Entries from a dataset of interfaces
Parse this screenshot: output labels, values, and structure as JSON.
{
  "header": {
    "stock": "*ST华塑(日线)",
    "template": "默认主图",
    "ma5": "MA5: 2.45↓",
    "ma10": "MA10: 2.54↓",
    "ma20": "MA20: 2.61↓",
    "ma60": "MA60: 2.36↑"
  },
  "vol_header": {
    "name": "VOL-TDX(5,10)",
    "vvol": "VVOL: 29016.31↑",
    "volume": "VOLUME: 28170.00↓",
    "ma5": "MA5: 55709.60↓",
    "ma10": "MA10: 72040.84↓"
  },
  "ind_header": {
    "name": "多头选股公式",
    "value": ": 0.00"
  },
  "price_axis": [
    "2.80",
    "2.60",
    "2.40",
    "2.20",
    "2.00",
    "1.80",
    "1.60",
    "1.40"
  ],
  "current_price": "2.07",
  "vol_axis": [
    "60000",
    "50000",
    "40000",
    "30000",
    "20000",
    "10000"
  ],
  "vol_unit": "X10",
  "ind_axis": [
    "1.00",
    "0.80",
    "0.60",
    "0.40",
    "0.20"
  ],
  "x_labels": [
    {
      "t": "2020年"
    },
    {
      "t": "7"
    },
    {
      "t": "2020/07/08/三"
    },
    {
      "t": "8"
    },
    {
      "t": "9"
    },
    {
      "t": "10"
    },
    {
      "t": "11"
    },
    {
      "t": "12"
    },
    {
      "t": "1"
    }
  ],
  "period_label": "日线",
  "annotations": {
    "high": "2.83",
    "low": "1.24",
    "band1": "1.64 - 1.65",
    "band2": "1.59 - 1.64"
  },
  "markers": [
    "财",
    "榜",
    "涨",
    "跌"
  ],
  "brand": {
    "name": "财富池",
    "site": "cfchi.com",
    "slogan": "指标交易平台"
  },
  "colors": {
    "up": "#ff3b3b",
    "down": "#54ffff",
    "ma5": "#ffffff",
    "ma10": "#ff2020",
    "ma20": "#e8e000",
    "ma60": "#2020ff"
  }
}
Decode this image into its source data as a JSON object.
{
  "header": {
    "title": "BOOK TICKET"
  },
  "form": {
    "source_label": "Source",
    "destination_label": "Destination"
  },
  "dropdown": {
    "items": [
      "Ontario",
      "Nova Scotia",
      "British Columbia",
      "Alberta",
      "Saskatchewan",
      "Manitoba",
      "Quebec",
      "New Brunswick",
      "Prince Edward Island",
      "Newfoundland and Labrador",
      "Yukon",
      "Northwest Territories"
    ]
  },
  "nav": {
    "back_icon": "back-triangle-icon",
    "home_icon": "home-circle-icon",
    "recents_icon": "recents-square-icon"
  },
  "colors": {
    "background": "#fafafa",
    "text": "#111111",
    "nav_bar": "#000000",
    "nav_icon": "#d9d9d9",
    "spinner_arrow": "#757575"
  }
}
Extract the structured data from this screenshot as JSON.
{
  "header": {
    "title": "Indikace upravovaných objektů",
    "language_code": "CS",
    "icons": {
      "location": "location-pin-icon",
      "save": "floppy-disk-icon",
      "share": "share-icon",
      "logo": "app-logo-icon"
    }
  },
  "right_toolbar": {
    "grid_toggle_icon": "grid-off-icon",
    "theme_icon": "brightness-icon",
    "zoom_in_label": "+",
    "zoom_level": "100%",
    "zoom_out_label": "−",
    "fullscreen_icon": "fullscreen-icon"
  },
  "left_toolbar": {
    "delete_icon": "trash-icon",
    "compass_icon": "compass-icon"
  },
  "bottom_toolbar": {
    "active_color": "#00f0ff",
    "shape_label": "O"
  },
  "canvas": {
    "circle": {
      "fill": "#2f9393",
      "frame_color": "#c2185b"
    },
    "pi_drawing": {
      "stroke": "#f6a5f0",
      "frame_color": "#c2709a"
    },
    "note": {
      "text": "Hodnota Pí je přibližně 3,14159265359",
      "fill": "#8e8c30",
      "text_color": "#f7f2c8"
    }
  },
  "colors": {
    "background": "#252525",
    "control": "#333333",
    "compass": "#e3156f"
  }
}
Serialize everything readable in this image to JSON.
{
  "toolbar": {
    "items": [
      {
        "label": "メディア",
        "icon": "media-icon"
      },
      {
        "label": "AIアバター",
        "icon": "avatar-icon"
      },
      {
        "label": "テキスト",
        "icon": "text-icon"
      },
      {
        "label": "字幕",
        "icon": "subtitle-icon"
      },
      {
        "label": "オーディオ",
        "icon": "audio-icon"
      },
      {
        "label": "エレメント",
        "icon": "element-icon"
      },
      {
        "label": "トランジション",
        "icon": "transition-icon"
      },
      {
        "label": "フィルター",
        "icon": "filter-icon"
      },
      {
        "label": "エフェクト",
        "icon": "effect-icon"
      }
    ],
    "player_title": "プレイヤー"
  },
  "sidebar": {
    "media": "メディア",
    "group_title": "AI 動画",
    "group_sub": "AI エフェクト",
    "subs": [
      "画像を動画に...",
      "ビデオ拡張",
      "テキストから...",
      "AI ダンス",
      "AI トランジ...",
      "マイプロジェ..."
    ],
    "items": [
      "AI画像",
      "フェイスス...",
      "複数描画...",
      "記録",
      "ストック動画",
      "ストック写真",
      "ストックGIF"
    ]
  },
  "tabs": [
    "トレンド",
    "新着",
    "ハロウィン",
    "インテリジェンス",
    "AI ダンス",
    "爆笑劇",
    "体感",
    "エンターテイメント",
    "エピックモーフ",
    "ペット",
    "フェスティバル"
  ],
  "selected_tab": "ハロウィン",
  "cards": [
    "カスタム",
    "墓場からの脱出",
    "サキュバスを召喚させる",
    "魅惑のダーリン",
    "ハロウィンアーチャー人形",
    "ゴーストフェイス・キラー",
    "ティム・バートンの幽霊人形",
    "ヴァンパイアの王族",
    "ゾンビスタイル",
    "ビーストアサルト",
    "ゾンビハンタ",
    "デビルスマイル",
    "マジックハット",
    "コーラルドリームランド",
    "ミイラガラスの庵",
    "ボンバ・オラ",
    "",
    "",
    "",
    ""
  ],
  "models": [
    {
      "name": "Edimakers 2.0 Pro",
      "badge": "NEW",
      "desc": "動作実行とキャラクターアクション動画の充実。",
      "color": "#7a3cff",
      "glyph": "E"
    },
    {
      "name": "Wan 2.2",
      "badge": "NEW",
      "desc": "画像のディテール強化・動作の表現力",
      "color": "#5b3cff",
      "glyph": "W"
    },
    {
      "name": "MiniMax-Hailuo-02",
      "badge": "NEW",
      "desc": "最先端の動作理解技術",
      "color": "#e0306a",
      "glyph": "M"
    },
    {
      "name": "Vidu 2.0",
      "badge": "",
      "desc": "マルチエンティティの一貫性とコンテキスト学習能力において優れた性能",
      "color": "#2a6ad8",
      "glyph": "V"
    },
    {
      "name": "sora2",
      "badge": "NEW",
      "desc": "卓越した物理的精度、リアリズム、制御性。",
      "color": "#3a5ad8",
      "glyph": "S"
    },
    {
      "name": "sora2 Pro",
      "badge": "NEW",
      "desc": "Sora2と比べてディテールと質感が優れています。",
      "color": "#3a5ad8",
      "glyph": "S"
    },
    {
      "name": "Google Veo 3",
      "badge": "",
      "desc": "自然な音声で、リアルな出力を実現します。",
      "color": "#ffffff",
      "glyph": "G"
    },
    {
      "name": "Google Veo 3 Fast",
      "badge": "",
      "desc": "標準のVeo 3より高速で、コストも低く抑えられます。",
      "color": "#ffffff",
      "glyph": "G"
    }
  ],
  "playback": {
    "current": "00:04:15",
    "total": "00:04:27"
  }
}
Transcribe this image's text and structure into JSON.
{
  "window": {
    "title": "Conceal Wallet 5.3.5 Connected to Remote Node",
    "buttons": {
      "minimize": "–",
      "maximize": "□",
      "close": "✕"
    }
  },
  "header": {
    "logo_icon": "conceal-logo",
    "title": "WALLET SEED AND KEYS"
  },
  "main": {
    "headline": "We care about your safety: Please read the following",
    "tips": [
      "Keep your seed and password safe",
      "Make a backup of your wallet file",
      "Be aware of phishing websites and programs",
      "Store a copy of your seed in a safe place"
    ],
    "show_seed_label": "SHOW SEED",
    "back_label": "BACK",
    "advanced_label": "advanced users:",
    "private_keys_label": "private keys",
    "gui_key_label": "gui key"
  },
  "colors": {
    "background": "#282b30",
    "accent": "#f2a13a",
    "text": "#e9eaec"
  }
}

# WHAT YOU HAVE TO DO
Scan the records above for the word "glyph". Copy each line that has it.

# ANSWER SECTION
      "glyph": "E"
      "glyph": "W"
      "glyph": "M"
      "glyph": "V"
      "glyph": "S"
      "glyph": "S"
      "glyph": "G"
      "glyph": "G"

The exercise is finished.